The European Bank for Reconstruction and Development (EBRD) has significantly improved its estimates on Romania’s economic evolution in 2021, forecasting a 7.2 percent GDP increase this year, compared to 6 percent in June, shows a report released on Thursday by the international financial institution.
“Overall, GDP is expected to grow by 7.2 percent in 2021. In 2022, the Recovery and Resilience Facility should start boosting investments, while gradually improving net exports, in line with a slowdown of private consumption compared to recent years, and expected fiscal consolidation could translate into GDP growth of 4.4 percent. The main downside risk to the forecast is the evolution of the pandemic, as the vaccination rate is the second lowest in the EU,” the EBRD emphasizes.
According to the financial institution, a significant recovery is under way in all the three countries of the south-eastern European region (Greece, Romania and Bulgaria), after a difficult 2020, with the economies growing particularly strongly in both Greece and Romania, and more moderately in Bulgaria.

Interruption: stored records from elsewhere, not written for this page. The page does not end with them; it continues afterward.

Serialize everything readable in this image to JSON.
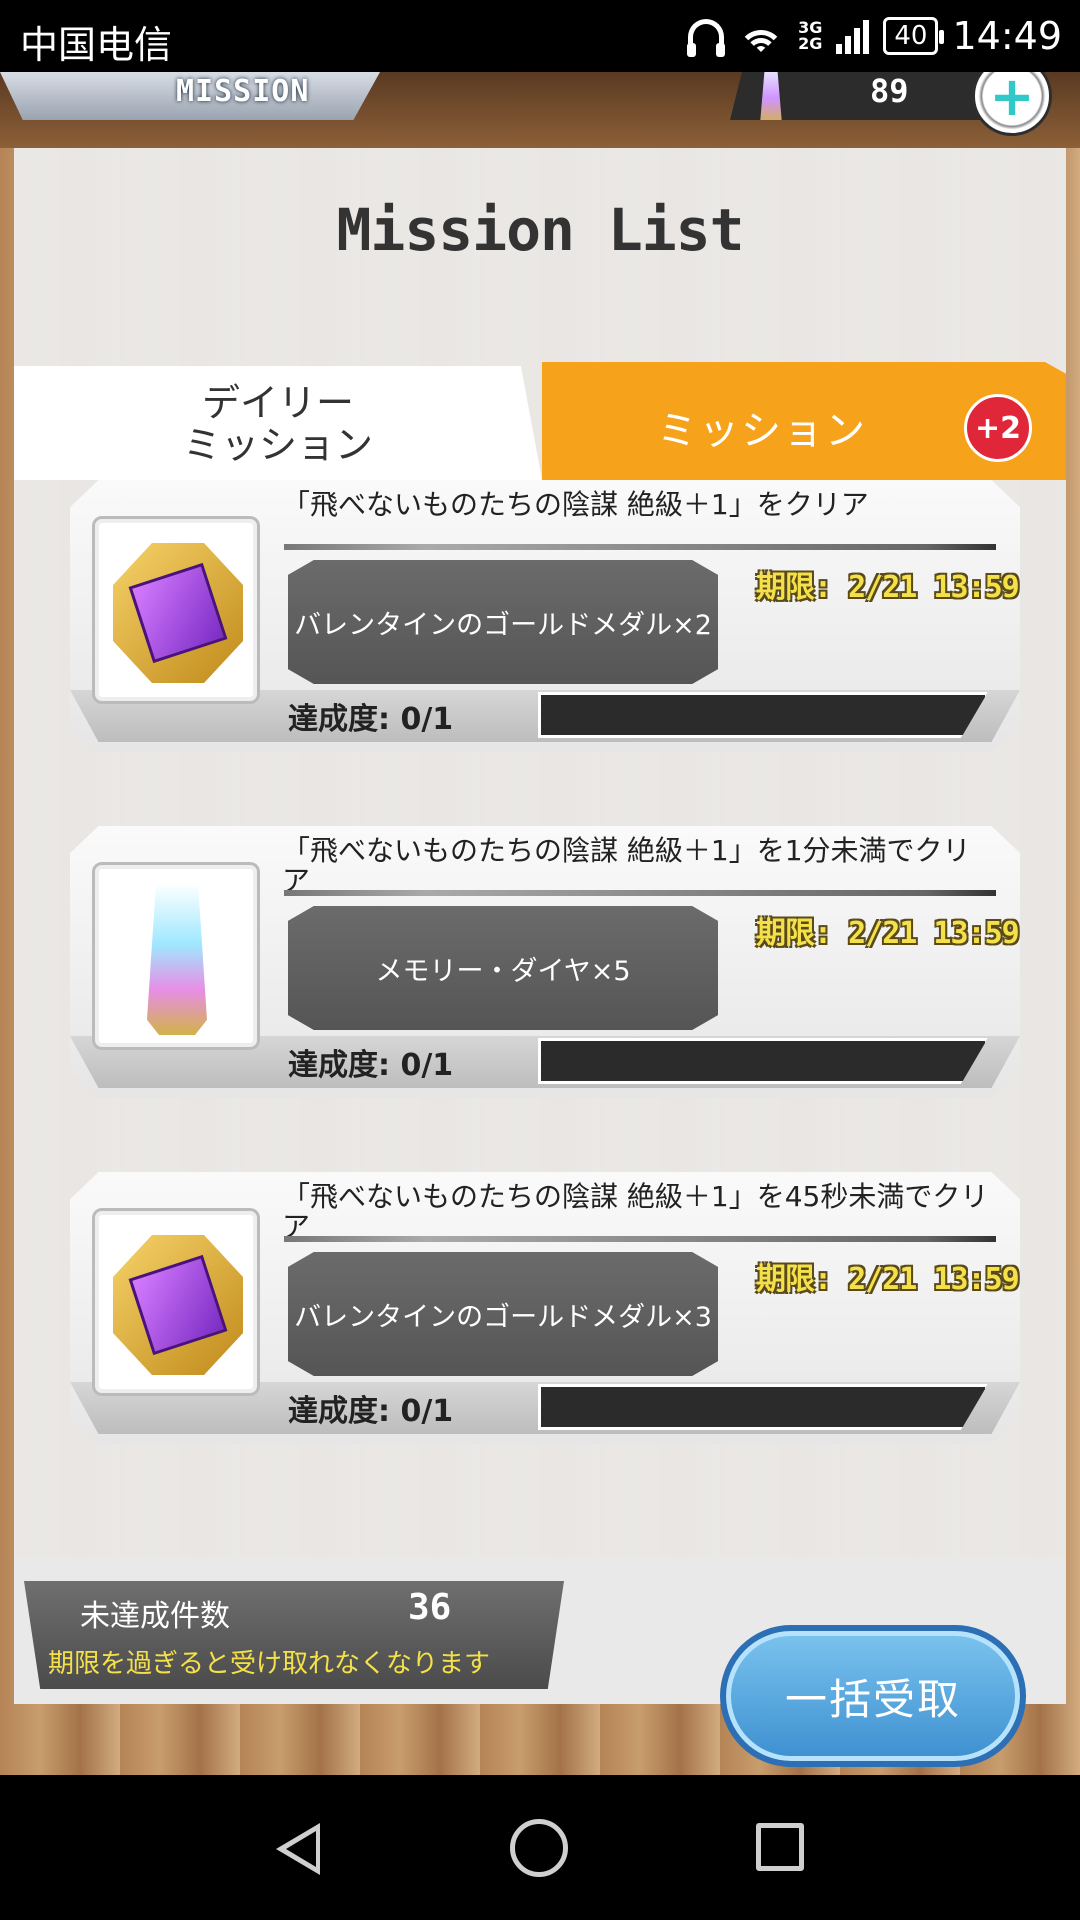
{
  "status_bar": {
    "carrier": "中国电信",
    "network": [
      "3G",
      "2G"
    ],
    "battery": "40",
    "time": "14:49"
  },
  "top_bar": {
    "mission_label": "MISSION",
    "currency_amount": "89",
    "plus_label": "+"
  },
  "panel": {
    "title": "Mission List",
    "tabs": {
      "daily": "デイリー\nミッション",
      "mission": "ミッション",
      "badge": "+2"
    }
  },
  "missions": [
    {
      "text": "「飛べないものたちの陰謀 絶級＋1」をクリア",
      "reward": "バレンタインのゴールドメダル×2",
      "deadline": "期限: 2/21 13:59",
      "progress": "達成度: 0/1",
      "icon": "chocolate-medal-icon"
    },
    {
      "text": "「飛べないものたちの陰謀 絶級＋1」を1分未満でクリア",
      "reward": "メモリー・ダイヤ×5",
      "deadline": "期限: 2/21 13:59",
      "progress": "達成度: 0/1",
      "icon": "memory-diamond-icon"
    },
    {
      "text": "「飛べないものたちの陰謀 絶級＋1」を45秒未満でクリア",
      "reward": "バレンタインのゴールドメダル×3",
      "deadline": "期限: 2/21 13:59",
      "progress": "達成度: 0/1",
      "icon": "chocolate-medal-icon"
    }
  ],
  "footer": {
    "uncompleted_label": "未達成件数",
    "uncompleted_count": "36",
    "warning": "期限を過ぎると受け取れなくなります",
    "bulk_receive": "一括受取"
  }
}
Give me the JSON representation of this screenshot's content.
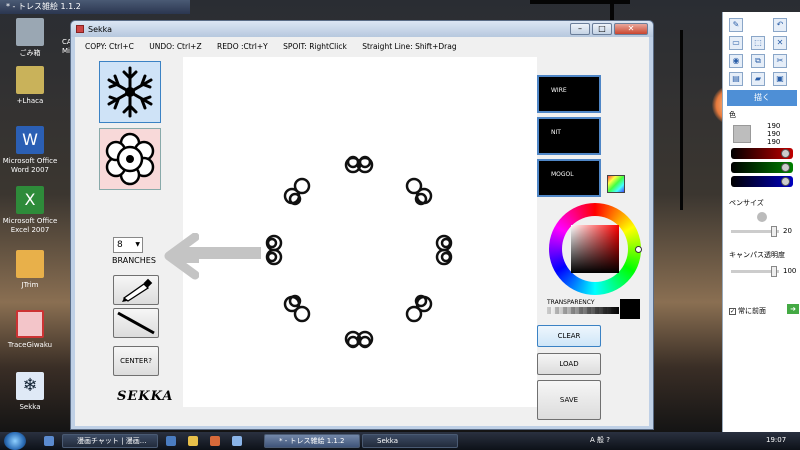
{
  "desktop": {
    "topstrip_title": "* - トレス雑絵 1.1.2",
    "icons": [
      {
        "label": "ごみ箱"
      },
      {
        "label": "+Lhaca"
      },
      {
        "label": "Microsoft Office Word 2007"
      },
      {
        "label": "Microsoft Office Excel 2007"
      },
      {
        "label": "JTrim"
      },
      {
        "label": "TraceGiwaku"
      },
      {
        "label": "Sekka"
      }
    ],
    "partial_labels": [
      "CA",
      "Mi"
    ]
  },
  "window": {
    "title": "Sekka",
    "controls": [
      "–",
      "□",
      "✕"
    ],
    "hints": [
      "COPY: Ctrl+C",
      "UNDO: Ctrl+Z",
      "REDO :Ctrl+Y",
      "SPOIT: RightClick",
      "Straight Line: Shift+Drag"
    ],
    "branches_value": "8",
    "branches_label": "BRANCHES",
    "center_label": "CENTER?",
    "logo_text": "SEKKA",
    "modes": [
      "WIRE",
      "NIT",
      "MOGOL"
    ],
    "transparency_label": "TRANSPARENCY",
    "buttons": {
      "clear": "CLEAR",
      "load": "LOAD",
      "save": "SAVE"
    }
  },
  "panel": {
    "draw_label": "描く",
    "color_label": "色",
    "rgb": [
      "190",
      "190",
      "190"
    ],
    "pen_size_label": "ペンサイズ",
    "pen_size_value": "20",
    "opacity_label": "キャンパス透明度",
    "opacity_value": "100",
    "always_on_top_label": "常に前面",
    "colors": {
      "red": "#c00000",
      "green": "#008000",
      "blue": "#0000c0"
    }
  },
  "taskbar": {
    "items": [
      "漫画チャット | 漫画...",
      "* - トレス雑絵 1.1.2",
      "Sekka"
    ],
    "tray_text": "A 般 ?",
    "clock": "19:07"
  }
}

However, the EBRD warns that high commodity prices could affect the recovery of economies in its regions. “High prices of natural
gas, oil and other commodities weigh on the trade balances of energy importers, putting pressure on governments to step in to mitigate the burden of higher energy expenses on low-income households. High energy prices, supply chain disruptions and in some cases currency depreciations have also pushed inflation up. This is a cause for concern,” said EBRD chief economist Beata Javorcik.
EBRD’s latest Regional Economic Prospects report also notes that high energy prices may also test the public’s resolve for greening, and that while such support has been strong and rising in recent years globally, in some economies, including Egypt, Lithuania, Kazakhstan, Poland and Romania, it is lower than it was in the late 1990s.
According to the report, growth forecast in the EBRD regions is an average 5.5 percent in 2021, which represents an upward revision of 1.3 percentage points over EBRD’s June forecast. In 2022, as economies recover, growth is expected to moderate to 3.8 percent in the EBRD regions, 0.1 percentage point lower than expected in June 2021. However, the EBRD points out that these forecasts are subject to high uncertainty, reflecting risks associated with the future path of Covid-19, possible worsening of external conditions and weaker growth in trading partners.
The European Bank for Reconstruction and Development was established in 1991 to invest in the former communist bloc states and help them transition to a market economy. In recent years, the EBRD has begun to shift focus from the former Soviet bloc to North Africa and the Middle East.
EBRD’s overall investment in Romania stands at almost 9 billion, with 76 percent in the private sector. Its focus is on financing infrastructure, especially in less-developed regions, boosting private sector productivity and further developing the financial sector and capital markets.